__Records supplied__
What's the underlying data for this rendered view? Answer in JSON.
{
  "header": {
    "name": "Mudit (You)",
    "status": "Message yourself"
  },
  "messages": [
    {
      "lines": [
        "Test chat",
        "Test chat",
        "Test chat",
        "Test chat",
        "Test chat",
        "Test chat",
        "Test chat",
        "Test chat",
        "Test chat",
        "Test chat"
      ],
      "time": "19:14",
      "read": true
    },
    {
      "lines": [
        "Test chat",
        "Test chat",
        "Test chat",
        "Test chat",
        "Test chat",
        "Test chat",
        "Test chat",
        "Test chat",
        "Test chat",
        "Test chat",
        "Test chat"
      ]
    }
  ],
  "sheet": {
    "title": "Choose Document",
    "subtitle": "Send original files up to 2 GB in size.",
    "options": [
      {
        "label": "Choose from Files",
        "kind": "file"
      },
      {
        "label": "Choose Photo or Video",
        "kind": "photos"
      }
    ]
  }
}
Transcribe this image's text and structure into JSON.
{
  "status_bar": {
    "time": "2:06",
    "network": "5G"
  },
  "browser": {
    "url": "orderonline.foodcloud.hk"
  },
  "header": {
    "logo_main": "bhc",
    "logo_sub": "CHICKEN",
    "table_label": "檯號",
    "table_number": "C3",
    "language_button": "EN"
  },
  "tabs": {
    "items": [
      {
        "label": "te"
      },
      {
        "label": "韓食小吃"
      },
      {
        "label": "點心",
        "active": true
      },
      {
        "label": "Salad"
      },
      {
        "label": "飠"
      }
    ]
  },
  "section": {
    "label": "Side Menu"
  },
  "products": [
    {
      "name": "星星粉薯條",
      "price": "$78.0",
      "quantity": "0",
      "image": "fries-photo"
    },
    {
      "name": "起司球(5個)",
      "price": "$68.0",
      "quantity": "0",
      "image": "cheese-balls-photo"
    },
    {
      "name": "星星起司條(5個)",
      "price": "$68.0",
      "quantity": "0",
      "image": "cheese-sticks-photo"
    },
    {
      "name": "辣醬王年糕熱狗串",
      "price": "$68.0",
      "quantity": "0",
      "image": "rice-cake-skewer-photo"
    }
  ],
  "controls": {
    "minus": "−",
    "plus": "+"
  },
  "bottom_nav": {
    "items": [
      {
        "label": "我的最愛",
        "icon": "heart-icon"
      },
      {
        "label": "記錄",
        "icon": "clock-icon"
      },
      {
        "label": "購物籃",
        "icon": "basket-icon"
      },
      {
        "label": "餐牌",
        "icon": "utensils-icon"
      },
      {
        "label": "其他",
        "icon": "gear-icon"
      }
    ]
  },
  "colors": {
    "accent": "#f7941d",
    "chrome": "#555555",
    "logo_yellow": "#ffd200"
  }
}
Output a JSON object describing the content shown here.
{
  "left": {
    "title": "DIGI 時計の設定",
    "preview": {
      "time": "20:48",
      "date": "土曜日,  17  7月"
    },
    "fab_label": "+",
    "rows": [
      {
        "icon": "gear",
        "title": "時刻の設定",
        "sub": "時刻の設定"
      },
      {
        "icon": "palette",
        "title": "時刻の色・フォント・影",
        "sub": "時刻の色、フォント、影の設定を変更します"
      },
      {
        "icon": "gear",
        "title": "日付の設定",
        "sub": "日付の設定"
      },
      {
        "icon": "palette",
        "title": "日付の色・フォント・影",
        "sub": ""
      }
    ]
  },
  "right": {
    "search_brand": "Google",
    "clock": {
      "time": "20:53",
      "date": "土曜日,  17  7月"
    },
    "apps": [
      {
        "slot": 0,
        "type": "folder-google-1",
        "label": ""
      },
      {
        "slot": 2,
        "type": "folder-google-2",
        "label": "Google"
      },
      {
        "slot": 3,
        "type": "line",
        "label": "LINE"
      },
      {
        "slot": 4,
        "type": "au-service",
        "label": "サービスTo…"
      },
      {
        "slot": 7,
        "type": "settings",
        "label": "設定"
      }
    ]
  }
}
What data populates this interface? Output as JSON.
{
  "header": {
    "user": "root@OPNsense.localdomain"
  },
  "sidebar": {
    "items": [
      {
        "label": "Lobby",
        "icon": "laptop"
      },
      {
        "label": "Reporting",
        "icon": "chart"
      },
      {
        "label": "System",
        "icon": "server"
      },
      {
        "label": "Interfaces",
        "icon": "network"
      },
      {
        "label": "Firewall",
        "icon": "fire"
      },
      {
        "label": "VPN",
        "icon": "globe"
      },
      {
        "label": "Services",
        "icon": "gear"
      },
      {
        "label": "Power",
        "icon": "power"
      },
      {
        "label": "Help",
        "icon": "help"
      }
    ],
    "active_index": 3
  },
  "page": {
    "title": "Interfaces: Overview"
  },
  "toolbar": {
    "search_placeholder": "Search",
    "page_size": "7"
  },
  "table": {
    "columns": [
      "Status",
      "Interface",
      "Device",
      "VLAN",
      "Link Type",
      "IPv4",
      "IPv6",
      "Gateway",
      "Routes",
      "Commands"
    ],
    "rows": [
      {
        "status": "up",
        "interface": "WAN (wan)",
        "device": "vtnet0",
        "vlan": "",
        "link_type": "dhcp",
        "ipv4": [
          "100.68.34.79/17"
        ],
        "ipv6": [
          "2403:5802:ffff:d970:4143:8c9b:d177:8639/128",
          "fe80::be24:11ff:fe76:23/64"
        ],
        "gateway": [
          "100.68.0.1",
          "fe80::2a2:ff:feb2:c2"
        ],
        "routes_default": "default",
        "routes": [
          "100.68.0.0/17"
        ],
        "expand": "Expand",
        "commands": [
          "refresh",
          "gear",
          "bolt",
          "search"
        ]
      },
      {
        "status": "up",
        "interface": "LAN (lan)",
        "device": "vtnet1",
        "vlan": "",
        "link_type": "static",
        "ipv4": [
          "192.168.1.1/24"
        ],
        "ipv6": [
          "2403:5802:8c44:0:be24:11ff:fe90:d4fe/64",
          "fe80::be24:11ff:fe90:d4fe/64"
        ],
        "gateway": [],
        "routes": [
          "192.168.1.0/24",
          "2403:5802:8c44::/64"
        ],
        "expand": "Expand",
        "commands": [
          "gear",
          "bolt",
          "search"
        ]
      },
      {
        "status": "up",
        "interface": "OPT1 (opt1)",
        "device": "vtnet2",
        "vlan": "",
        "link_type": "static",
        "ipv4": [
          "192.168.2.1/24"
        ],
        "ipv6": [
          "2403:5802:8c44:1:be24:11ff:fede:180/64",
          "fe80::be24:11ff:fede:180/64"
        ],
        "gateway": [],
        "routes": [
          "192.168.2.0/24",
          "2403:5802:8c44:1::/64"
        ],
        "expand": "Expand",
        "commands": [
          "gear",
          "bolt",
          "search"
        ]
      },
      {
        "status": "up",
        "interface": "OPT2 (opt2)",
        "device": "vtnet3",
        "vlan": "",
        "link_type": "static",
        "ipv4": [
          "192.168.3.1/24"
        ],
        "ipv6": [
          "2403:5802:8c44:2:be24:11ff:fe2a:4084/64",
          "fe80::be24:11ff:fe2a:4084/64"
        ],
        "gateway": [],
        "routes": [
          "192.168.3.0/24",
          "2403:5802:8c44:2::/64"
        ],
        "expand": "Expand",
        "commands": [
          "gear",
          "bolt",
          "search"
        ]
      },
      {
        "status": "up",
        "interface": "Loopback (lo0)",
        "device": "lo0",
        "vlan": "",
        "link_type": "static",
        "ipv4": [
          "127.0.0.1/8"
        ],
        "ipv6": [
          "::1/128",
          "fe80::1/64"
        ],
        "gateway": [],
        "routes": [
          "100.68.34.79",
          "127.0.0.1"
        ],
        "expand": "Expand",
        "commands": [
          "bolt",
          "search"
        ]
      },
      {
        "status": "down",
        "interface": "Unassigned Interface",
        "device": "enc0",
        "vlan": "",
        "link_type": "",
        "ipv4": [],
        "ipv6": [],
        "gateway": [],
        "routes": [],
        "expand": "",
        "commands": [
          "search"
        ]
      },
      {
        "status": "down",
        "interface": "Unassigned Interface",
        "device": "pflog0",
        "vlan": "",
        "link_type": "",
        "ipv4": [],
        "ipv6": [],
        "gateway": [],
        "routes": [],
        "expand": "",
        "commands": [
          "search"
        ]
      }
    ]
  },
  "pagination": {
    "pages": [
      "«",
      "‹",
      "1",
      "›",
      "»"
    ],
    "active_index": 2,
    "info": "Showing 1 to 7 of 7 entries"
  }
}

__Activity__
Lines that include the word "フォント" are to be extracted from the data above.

__Exercise solution__
        "title": "時刻の色・フォント・影",
        "sub": "時刻の色、フォント、影の設定を変更します"
        "title": "日付の色・フォント・影",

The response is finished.